Monday, October 11, 2010

Tips to Mend the Errors of Your Ways

"Never proofread your own work." - Master Gunnery Sergeant Frank Castaneda

The wise Master Gunny I once worked for wasn't the first to offer this advice, nor will he be the last.  It's hard to spot errors when you're too close to the work, and your brain only muddles the effort by putting misspelled or misused words into context, causing you to miss typographical errors.

Writers often toil in solitude and under deadline, so it isn't always possible to have someone else proofread your work.  If you must proofread your own writing, try these tips to minimize mistakes:

1.  Use the spell check and grammar check tools in your word processing program – but don't rely solely on them!  These programs have limited dictionaries, and they won't highlight a correctly spelled word used improperly (such as 'their' instead of 'there').  They also can't tell you when words are missing altogether unless the omission triggers a bad grammar alert.

2.  Set aside your writing for at least an hour, and preferably a day or more.  Give your brain a break, and reread the piece with a fresh perspective.

3.  Print the document.  Typos and other errors are usually easier to spot on paper than on the computer screen.

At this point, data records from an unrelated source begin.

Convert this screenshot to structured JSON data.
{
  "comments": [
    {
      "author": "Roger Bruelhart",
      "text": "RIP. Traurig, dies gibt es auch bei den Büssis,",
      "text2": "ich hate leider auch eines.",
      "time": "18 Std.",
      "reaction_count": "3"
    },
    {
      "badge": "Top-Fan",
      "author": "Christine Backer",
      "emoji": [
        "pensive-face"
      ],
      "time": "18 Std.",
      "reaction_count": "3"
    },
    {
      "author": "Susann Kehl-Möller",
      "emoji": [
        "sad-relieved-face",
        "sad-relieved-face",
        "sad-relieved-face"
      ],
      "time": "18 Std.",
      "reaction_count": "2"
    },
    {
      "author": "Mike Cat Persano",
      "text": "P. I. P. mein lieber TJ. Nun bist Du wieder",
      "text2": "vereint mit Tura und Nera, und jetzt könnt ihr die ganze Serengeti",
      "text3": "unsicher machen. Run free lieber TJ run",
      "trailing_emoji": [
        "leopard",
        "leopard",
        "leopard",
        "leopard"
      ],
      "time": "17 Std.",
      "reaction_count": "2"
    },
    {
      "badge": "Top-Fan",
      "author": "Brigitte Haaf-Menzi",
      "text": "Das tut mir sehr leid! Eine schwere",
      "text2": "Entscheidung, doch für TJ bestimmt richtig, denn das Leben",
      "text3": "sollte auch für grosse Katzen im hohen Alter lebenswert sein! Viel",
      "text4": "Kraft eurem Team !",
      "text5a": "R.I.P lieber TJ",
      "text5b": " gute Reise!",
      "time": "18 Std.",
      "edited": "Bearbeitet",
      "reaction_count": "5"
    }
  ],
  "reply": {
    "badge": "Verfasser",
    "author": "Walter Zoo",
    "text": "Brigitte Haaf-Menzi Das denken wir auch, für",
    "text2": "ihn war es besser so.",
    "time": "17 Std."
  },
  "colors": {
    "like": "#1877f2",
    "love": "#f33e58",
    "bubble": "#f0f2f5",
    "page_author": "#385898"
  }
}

4.  Allow yourself quiet time, free of distractions, to concentrate on proofreading.

5.  Read the work aloud.  Make sure you pronounce each word, and don't hurry.

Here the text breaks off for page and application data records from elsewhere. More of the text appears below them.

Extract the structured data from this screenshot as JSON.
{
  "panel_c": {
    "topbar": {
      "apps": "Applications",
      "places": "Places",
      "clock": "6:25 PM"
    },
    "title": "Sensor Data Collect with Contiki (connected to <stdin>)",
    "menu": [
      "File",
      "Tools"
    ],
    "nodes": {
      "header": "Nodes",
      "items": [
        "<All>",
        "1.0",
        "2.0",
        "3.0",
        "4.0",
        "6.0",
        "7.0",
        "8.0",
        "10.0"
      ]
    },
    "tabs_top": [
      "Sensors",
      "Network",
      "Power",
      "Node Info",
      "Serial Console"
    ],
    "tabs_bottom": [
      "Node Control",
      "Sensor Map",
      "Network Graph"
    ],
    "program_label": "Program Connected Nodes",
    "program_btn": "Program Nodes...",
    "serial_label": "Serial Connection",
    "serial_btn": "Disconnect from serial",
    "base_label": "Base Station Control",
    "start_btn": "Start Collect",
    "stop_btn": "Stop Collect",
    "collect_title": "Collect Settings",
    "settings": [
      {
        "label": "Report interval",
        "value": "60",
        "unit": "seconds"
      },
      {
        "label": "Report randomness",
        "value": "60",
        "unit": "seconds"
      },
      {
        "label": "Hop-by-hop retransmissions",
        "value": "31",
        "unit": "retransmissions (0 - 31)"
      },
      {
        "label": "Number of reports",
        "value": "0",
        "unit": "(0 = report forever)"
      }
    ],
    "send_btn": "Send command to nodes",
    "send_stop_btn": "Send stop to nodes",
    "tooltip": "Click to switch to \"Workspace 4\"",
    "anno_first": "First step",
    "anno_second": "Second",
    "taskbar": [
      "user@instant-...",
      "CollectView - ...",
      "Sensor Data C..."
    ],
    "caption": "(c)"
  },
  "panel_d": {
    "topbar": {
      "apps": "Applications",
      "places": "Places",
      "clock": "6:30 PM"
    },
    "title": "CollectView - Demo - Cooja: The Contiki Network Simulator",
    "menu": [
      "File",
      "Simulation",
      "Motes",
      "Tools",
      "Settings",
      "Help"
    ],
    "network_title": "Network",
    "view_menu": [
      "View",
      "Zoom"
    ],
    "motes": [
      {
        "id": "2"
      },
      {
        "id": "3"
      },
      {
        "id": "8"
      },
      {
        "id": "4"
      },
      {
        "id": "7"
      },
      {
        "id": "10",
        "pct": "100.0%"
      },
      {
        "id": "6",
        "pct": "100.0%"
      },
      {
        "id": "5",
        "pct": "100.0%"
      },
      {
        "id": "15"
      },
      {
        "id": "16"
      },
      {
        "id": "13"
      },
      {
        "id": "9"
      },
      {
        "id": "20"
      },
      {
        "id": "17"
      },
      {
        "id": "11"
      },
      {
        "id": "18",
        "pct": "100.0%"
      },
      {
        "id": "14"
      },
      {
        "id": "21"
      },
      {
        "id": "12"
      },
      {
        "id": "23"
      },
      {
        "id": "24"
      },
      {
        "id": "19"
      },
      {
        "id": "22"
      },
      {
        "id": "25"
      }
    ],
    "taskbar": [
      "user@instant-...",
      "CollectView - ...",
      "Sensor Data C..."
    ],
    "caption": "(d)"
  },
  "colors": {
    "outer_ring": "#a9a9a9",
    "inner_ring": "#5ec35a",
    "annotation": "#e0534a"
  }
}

6.  Read it backwards, starting with the last word of the last sentence.  Work your way to the beginning.

7.  Always keep a dictionary and a thesaurus close at hand – and use them!

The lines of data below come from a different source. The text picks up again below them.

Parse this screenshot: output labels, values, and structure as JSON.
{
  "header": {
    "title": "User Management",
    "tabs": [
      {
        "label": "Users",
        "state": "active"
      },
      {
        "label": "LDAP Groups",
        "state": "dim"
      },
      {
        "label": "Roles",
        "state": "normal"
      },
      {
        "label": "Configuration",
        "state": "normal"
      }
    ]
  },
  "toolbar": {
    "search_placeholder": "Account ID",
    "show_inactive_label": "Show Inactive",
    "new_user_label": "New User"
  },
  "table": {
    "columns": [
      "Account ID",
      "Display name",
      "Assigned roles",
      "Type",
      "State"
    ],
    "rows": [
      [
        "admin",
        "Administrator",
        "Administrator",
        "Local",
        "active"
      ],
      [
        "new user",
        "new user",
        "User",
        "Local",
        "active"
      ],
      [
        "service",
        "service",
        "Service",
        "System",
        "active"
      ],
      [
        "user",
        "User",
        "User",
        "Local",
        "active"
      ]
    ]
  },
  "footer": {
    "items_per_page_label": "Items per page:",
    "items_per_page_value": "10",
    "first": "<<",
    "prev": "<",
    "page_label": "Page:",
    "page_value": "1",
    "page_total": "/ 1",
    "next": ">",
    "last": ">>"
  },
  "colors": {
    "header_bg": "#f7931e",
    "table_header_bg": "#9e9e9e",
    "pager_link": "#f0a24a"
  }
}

If you have the luxury of another set of eyes to review your writing, make sure that set of eyes is competent in spelling and grammar.  You want to present your best work to the world, and you can't do that if your proofreader doesn't have a grip on the language.

Thursday, October 7, 2010

Typos in the Strangest Places

Today's featured typo is one that I can't even believe I caught.  It is either evidence of my superb attention to detail or my need to get a life.  (I really don't want to know which it is; some questions are better left unanswered.)

While watching the latest episode of "Undercovers" (which is a show I haven't been following for reasons I won't detail here), I saw this:



Here's a close up of the typo in case you didn't catch it:


The shot was on the screen for only a moment – three seconds, to be exact.  Most viewers were probably drawn to the photo of the handsome spy.  I noticed him, too, but for some reason I pounced on "Franfurt, Germany" like a cat on a mouse.

Hey, what can I say?  You can't switch a gift like mine off and on.  <grin>

Last week I almost posted about the "tendinitis" I saw in an article, but it turned out that "tendinitis" and "tendonitis" are both accepted spellings for that ailment.  (Who knew?)  So I did a quick online search for "Franfurt" to prevent a similar misstep.

I didn't find any German town with that exact name.  If you know of an honest to goodness "Franfurt" (without a 'k'), please tell me and I'll let the NBC prop masters off the hook.

Otherwise, I'm just going to snicker.


Monday, October 4, 2010

In Defiance of Proper Spelling

I'm amused that I found the same typo twice in three days.

From a posting to an online discussion group that I follow:

            "…I am defiantly returning…"

And from an online story about insurance companies deploying privatized firefighting crews:

            "…(a spokesman) acknowledged that the policies are 'defiantly not cheap'…"

In both cases the writers clearly meant to say "definitely."  I seriously doubt they were in a rebellious state of mind (although anything's possible).

In both cases I nearly missed the errors.  When a written word has letters missing or is otherwise misspelled, your brain automatically tries to "fix" it. Many times you will end up seeing what the word is supposed to be in defiance of what is actually written.

I hate it when that happens.